What’s up with that? As Draper writes, Rumsfeld is not known for ostentatious displays of piety. He was cynically playing the religious angle to seduce and manipulate a president who frequently quoted the Bible.
C'mon. Easily manipulated George W. Bush may have been, provided you were urging him to continue moving in the direction he'd been moving in since his TANG days, at least. But the Iraq War as a consequence of some cynical Old Testament mumbo-jumbo? Why would a cynical man believe in the sincerity of Bush's "deep religious convictions"? When did Jebus ever turn Bush away from behaving as he always did? Did He get him to quit drinking, or was religion a convenient way to stop all the questions about his "youthful indiscretions" after the fact? What essential, spiritual difference is there between George W. Bush, drunken overripe frat boy, and George W. Bush, President of the United States?
The simpler explanation is that the cynical manipulation, promotional piety, and the theological certitude that one's tiniest synaptic event is endorsed by the Creator of the Universe all arise mutually.
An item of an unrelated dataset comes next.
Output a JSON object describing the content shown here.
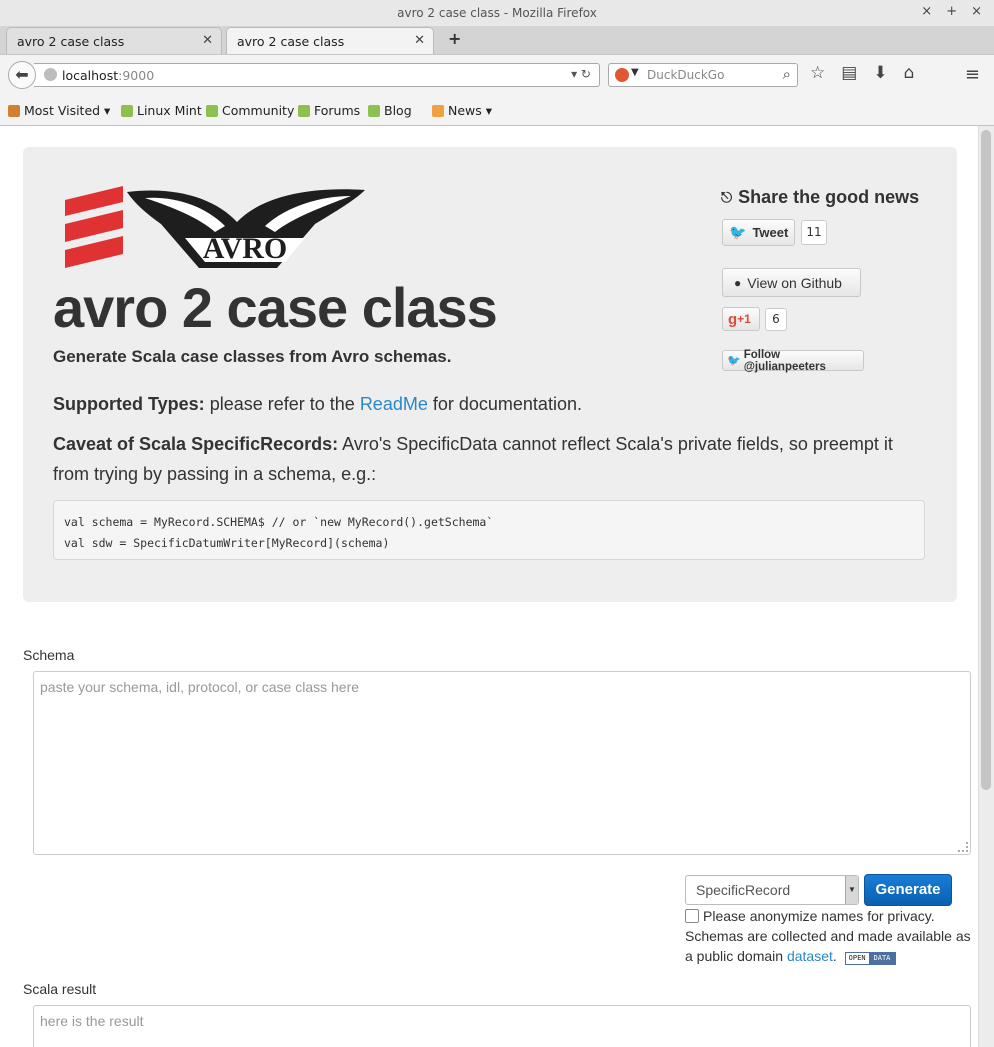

Cynical religious manipulation is a hallmark of this party since Reagan; George W. Bush was not its bumpkinish victim but the latest in its line of bumptious patent medicine salesmen, and it's no surprise that Don Rumsfeld spoke fluent Pharisee. If we'd start asking the right questions maybe we wouldn't have to wait for events to overwhelm the political timidity of the current President.